IUPUI and Marion County have unique recycling do’s and don’ts. Items that couldn’t be recycled 10 years ago are now fair game, but then there are items that seem recyclable but aren’t. Like a cardboard box or a compost heap, Davis breaks it down for you.

Pizza boxes are recyclable, even if Papa John’s got a little overzealous on the toppings. Having remnants of cheese, grease, and crumbs does not disqualify a box from being recycled at IUPUI.

Discarded plastics are a persistent problem on both land and sea. They are also the bane of recycling efforts at IUPUI. Plastic straws and utensils are too small for machines in Marion County, while plastic bags are known to clog up the systems.

“All of our recyclables that go into a single bin get sent to a material recovery facility,” Davis explained. “All of the materials are separated, but those soft plastics — like plastic bags and plastic wrap — can shut down operations and have to be pulled out. The bins for just plastic bags from grocery stores are processed separately and bailed up for reuse. So, we don’t want plastic bags in our bins.”

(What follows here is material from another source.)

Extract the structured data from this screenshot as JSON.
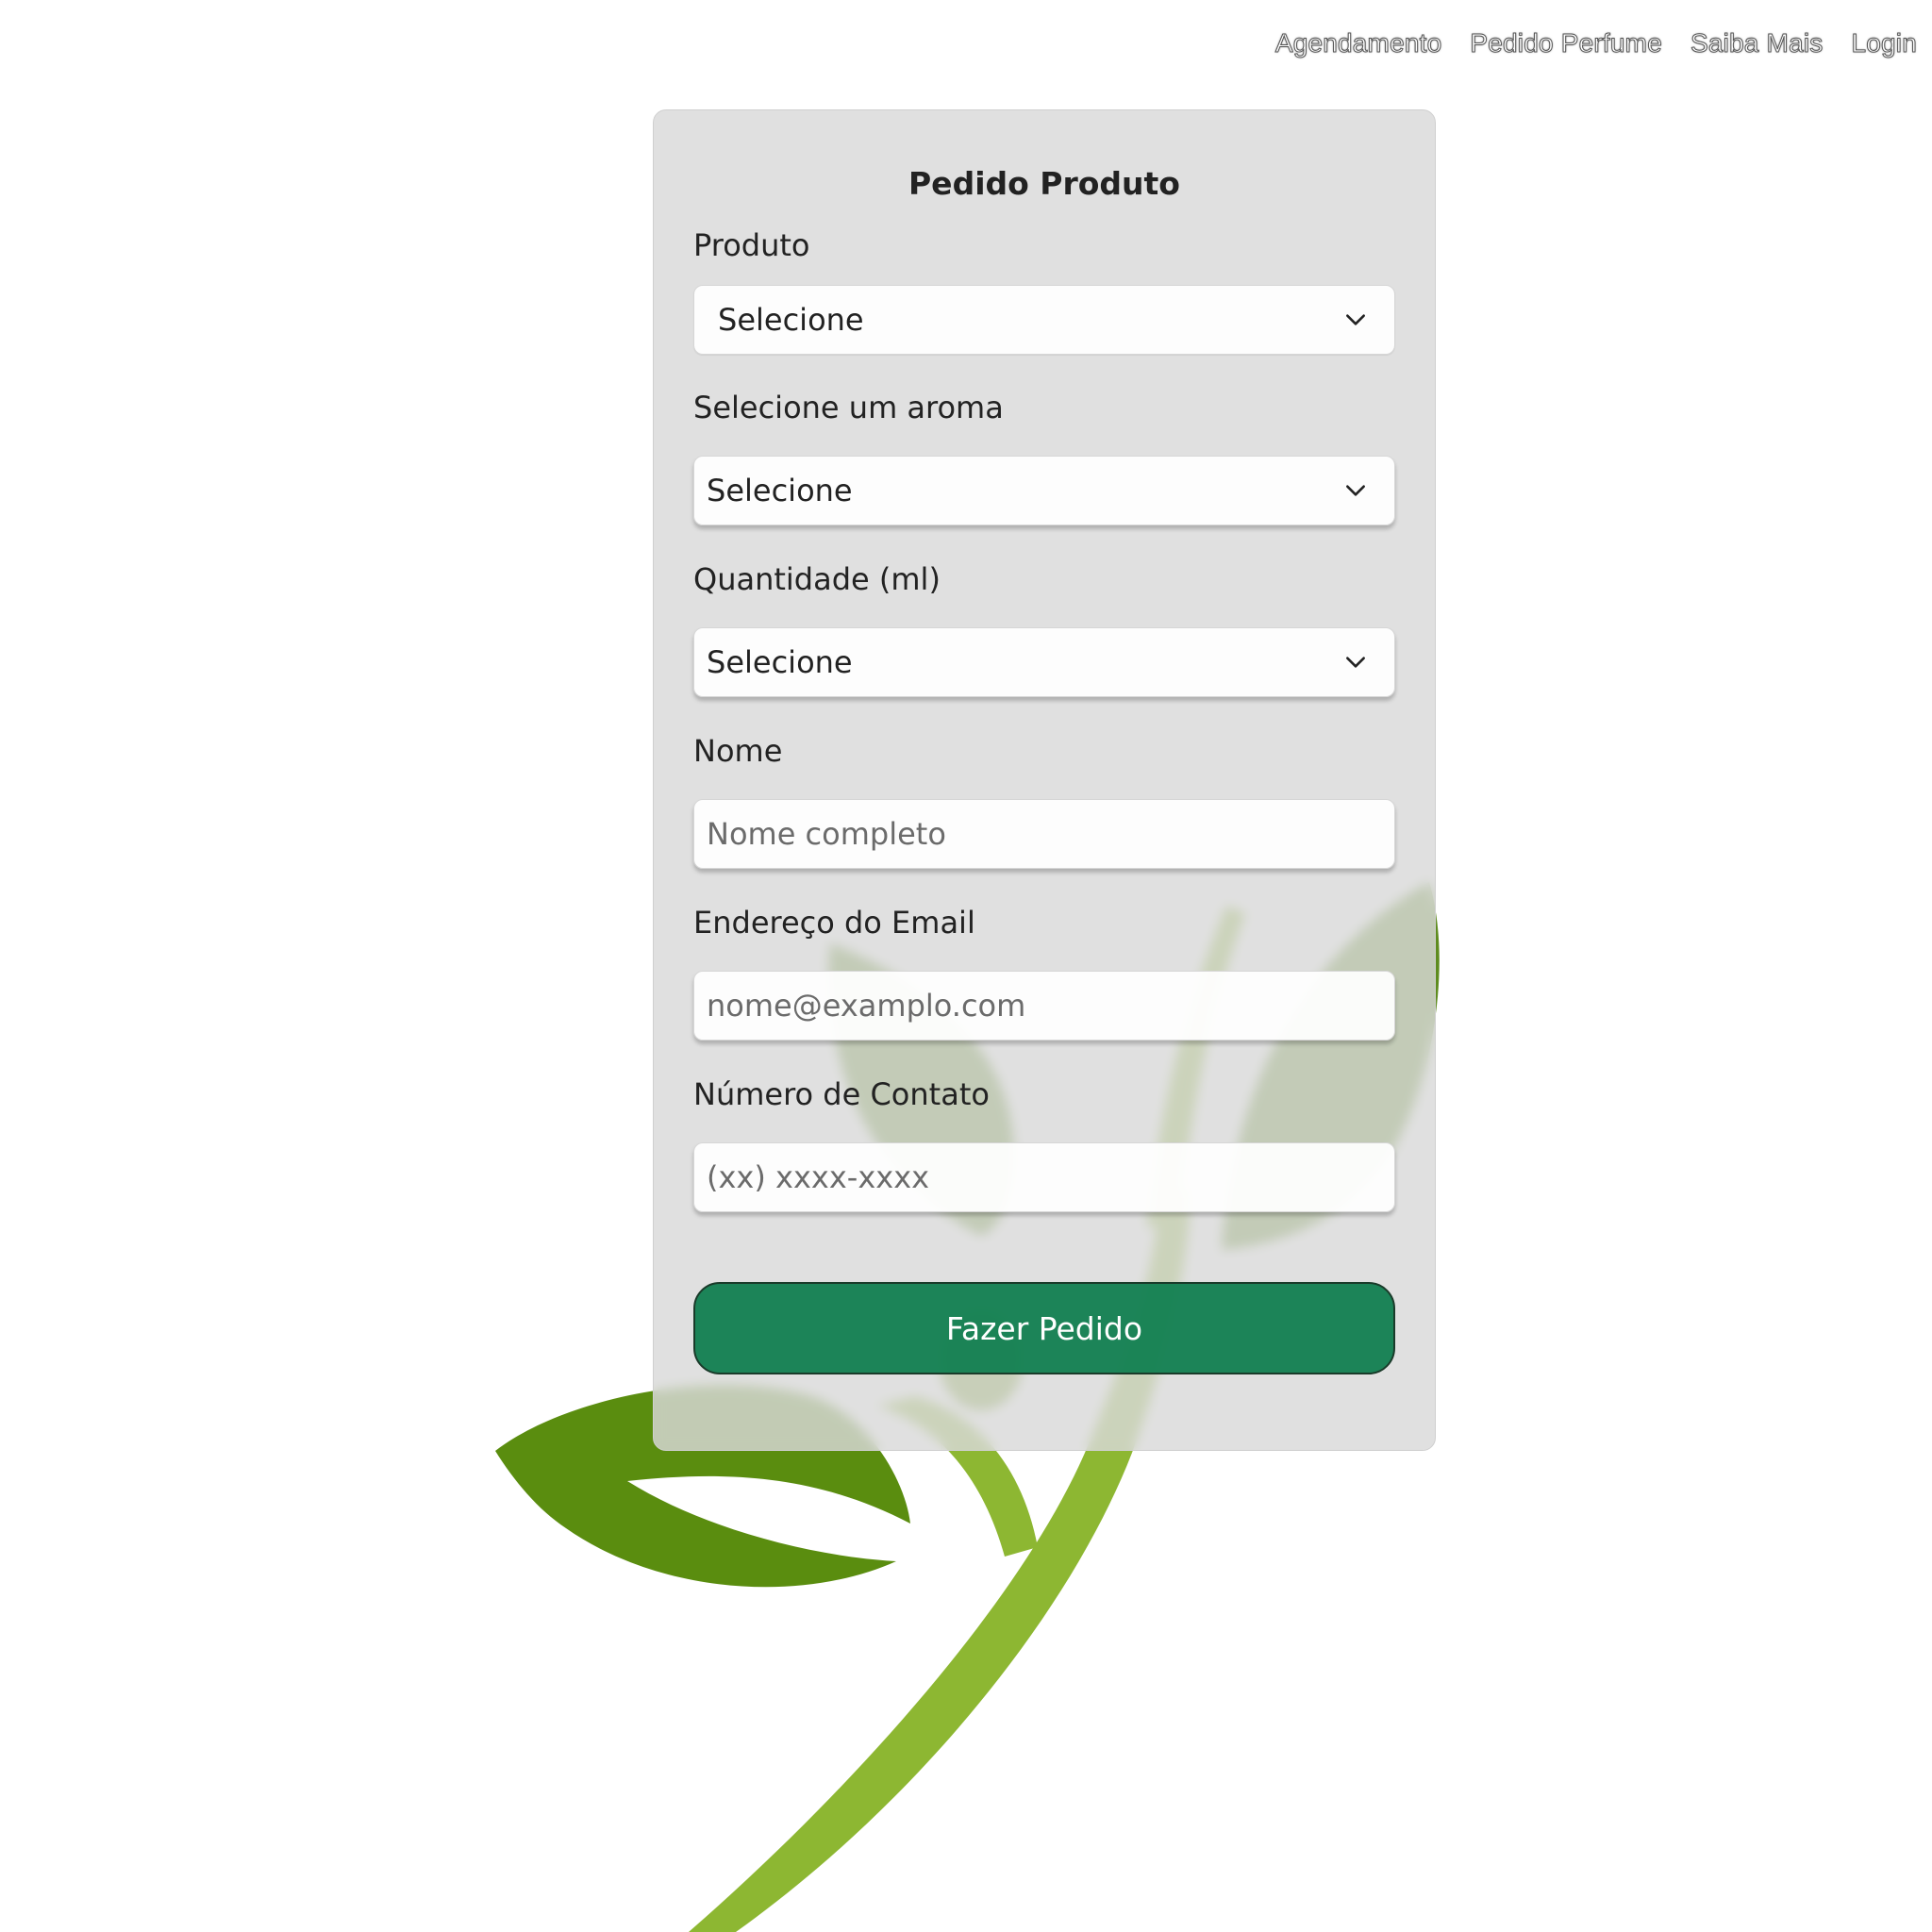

Davis recommends employing reusable bags and dropping off any plastic bags in those bins at area supermarkets.

IUPUI and Marion County recycle more plastics than other Indiana municipalities, Davis said. Look on the bottle or container for the piece’s digits. “As long as it’s a number 1 through 7, it’s recyclable here on campus,” she said. “Plastics number 1 through 7 are usually rigid plastics like beverage bottles and containers.”

However, there are still products that are unable to be recycled. Most crinkly snack bags and wrappers are made with a blend of plastics that defy current recycling means.

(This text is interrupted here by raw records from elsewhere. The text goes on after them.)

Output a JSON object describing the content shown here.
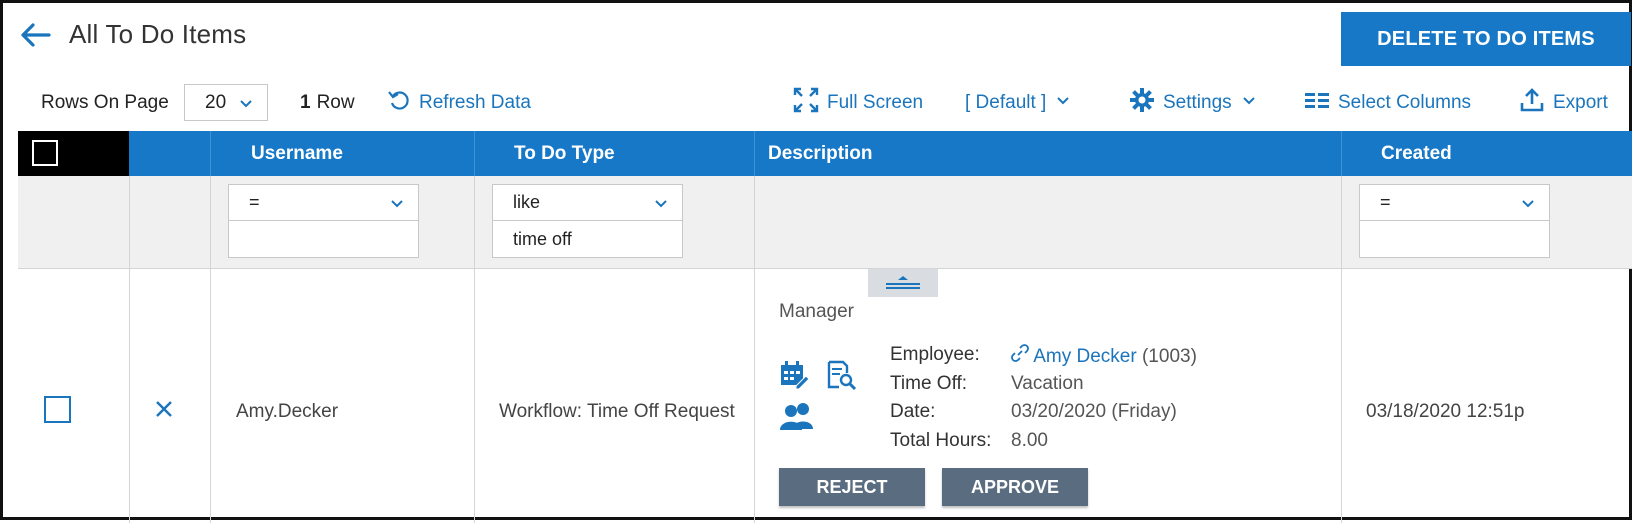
{
  "header": {
    "title": "All To Do Items",
    "delete_button": "DELETE TO DO ITEMS"
  },
  "toolbar": {
    "rows_on_page_label": "Rows On Page",
    "rows_on_page_value": "20",
    "row_count": "1",
    "row_count_label": "Row",
    "refresh_label": "Refresh Data",
    "full_screen_label": "Full Screen",
    "view_label": "[ Default ]",
    "settings_label": "Settings",
    "select_columns_label": "Select Columns",
    "export_label": "Export"
  },
  "table": {
    "columns": {
      "username": "Username",
      "todo_type": "To Do Type",
      "description": "Description",
      "created": "Created"
    },
    "filters": {
      "username_operator": "=",
      "username_value": "",
      "todo_type_operator": "like",
      "todo_type_value": "time off",
      "created_operator": "=",
      "created_value": ""
    },
    "rows": [
      {
        "username": "Amy.Decker",
        "todo_type": "Workflow: Time Off Request",
        "description": {
          "role": "Manager",
          "employee_label": "Employee:",
          "employee_name": "Amy Decker",
          "employee_id": "(1003)",
          "time_off_label": "Time Off:",
          "time_off_value": "Vacation",
          "date_label": "Date:",
          "date_value": "03/20/2020 (Friday)",
          "total_hours_label": "Total Hours:",
          "total_hours_value": "8.00",
          "reject_label": "REJECT",
          "approve_label": "APPROVE"
        },
        "created": "03/18/2020 12:51p"
      }
    ]
  },
  "colors": {
    "accent": "#1878c8",
    "link": "#1b75bc",
    "button_gray": "#5a6c7f"
  },
  "icons": [
    "arrow-left-icon",
    "chevron-down-icon",
    "refresh-icon",
    "fullscreen-icon",
    "gear-icon",
    "columns-icon",
    "export-icon",
    "close-icon",
    "collapse-icon",
    "calendar-edit-icon",
    "document-search-icon",
    "people-icon",
    "link-icon"
  ]
}
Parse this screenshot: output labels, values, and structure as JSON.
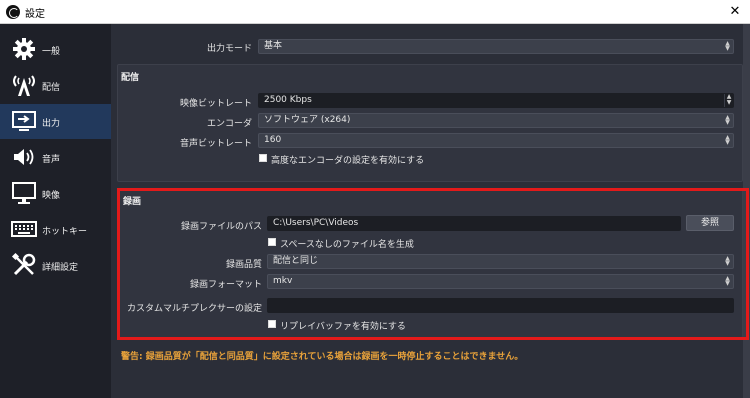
{
  "window": {
    "title": "設定",
    "close_glyph": "✕"
  },
  "sidebar": {
    "items": [
      {
        "label": "一般",
        "icon": "gear-icon",
        "active": false
      },
      {
        "label": "配信",
        "icon": "broadcast-icon",
        "active": false
      },
      {
        "label": "出力",
        "icon": "output-icon",
        "active": true
      },
      {
        "label": "音声",
        "icon": "speaker-icon",
        "active": false
      },
      {
        "label": "映像",
        "icon": "monitor-icon",
        "active": false
      },
      {
        "label": "ホットキー",
        "icon": "keyboard-icon",
        "active": false
      },
      {
        "label": "詳細設定",
        "icon": "tools-icon",
        "active": false
      }
    ]
  },
  "output_mode": {
    "label": "出力モード",
    "value": "基本"
  },
  "streaming": {
    "title": "配信",
    "video_bitrate": {
      "label": "映像ビットレート",
      "value": "2500 Kbps"
    },
    "encoder": {
      "label": "エンコーダ",
      "value": "ソフトウェア (x264)"
    },
    "audio_bitrate": {
      "label": "音声ビットレート",
      "value": "160"
    },
    "advanced_encoder_checkbox": "高度なエンコーダの設定を有効にする"
  },
  "recording": {
    "title": "録画",
    "path": {
      "label": "録画ファイルのパス",
      "value": "C:\\Users\\PC\\Videos",
      "browse_label": "参照"
    },
    "no_space_checkbox": "スペースなしのファイル名を生成",
    "quality": {
      "label": "録画品質",
      "value": "配信と同じ"
    },
    "format": {
      "label": "録画フォーマット",
      "value": "mkv"
    },
    "muxer": {
      "label": "カスタムマルチプレクサーの設定",
      "value": ""
    },
    "replay_buffer_checkbox": "リプレイバッファを有効にする"
  },
  "warning": "警告: 録画品質が「配信と同品質」に設定されている場合は録画を一時停止することはできません。",
  "colors": {
    "highlight": "#e31a1a",
    "warning": "#e8a23a",
    "active_sidebar": "#22395c"
  }
}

Concerning coffee, from the lids to the to-go cups to the little sleeves that keep your fingers unburned, your entire caffeinating experience can be recycled.

Davis said “information deficit” is the No. 1 problem with the low recycling rate, followed by Indianapolis’ notoriety as a poor curbside recycling city. Bins are everywhere at IUPUI, but education is still needed.

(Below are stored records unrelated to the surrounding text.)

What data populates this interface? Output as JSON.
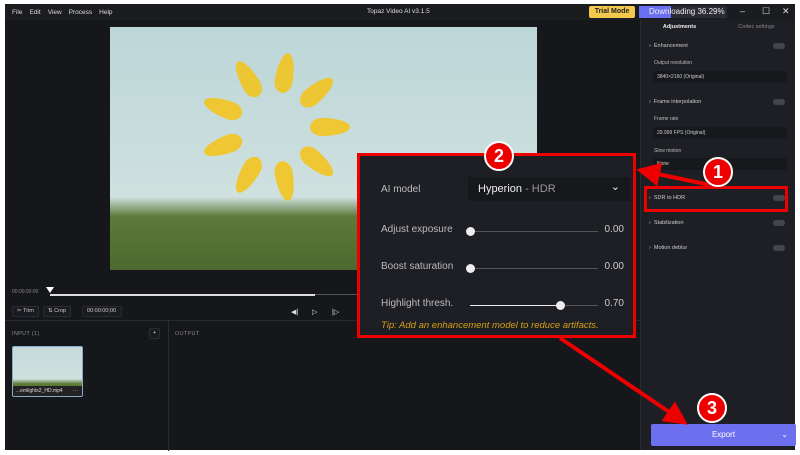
{
  "menu": [
    "File",
    "Edit",
    "View",
    "Process",
    "Help"
  ],
  "app_title": "Topaz Video AI  v3.1.5",
  "trial_label": "Trial Mode",
  "download": {
    "label": "Downloading 36.29%",
    "progress": 36.29
  },
  "timeline": {
    "time": "00:00:00:00",
    "trim": "Trim",
    "crop": "Crop",
    "timecode": "00:00:00;00"
  },
  "input": {
    "label": "INPUT (1)",
    "add": "+",
    "file": "...emlights2_HD.mp4",
    "more": "···"
  },
  "output": {
    "label": "OUTPUT"
  },
  "sidebar": {
    "tabs": [
      "Adjustments",
      "Codec settings"
    ],
    "enhancement": "Enhancement",
    "output_resolution": "Output resolution",
    "resolution_value": "3840×2160 (Original)",
    "frame_interpolation": "Frame interpolation",
    "frame_rate": "Frame rate",
    "frame_rate_value": "29.999 FPS (Original)",
    "slow_motion": "Slow motion",
    "slow_motion_value": "None",
    "sdr_to_hdr": "SDR to HDR",
    "stabilization": "Stabilization",
    "motion_deblur": "Motion deblur",
    "export": "Export"
  },
  "popup": {
    "ai_model_label": "AI model",
    "ai_model_name": "Hyperion",
    "ai_model_suffix": " - HDR",
    "sliders": [
      {
        "label": "Adjust exposure",
        "value": "0.00",
        "fraction": 0.0
      },
      {
        "label": "Boost saturation",
        "value": "0.00",
        "fraction": 0.0
      },
      {
        "label": "Highlight thresh.",
        "value": "0.70",
        "fraction": 0.7
      }
    ],
    "tip": "Tip: Add an enhancement model to reduce artifacts."
  },
  "annotations": [
    "1",
    "2",
    "3"
  ]
}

One initiative spreading across campus, known as “deskside recycling,” could significantly increase rates. The bins that fit under desks and cubicles of faculty and staff offer a larger space for recyclables and a smaller space for trash. These receptacles are in 20 IUPUI buildings and will be in all of them by 2019.

“When you’re in an office, 90 percent of what you throw away is recyclable,” Davis said. “This bin setup matches the waste stream you create – larger recycle bin for more recyclables.”

From Chronicle: Is This the Hardest Course in the Humanities?

For most of my professional life, the future of the humanities was a conceptual matter. That’s no longer the case. When enrollments are down, majors are down, funding and jobs are down, adjuncts are up, and departments are being closed, abstract debates over which new theory or interdisciplinary vision is on the rise don’t much count. When a formation as renowned as the Humanities Center at the Johns Hopkins University is proposed for shutdown (it later was saved in modified form), we know that the prosperity of the humanities doesn’t rest with people at the top.

No, it depends on the people at the bottom, undergraduates who vote with their feet. If an English department’s chairman tells the dean, “We’ve got to hire someone in this new area of ____,” the dean replies, “But you can’t even get your existing courses half-filled.” If, however, a parent calls and grumbles, “I’m paying lots of money, and my daughter can’t get into any of the English classes she wants,” well, that calls for action.

It’s a situation that few humanities professors are equipped to overcome. Graduate school and assistant professorships don’t impel you to attract freshmen and sophomores. Instead you learn how to impress senior professors. But right now, nothing is more crucial than the preferences of 19-year-olds.

[read more]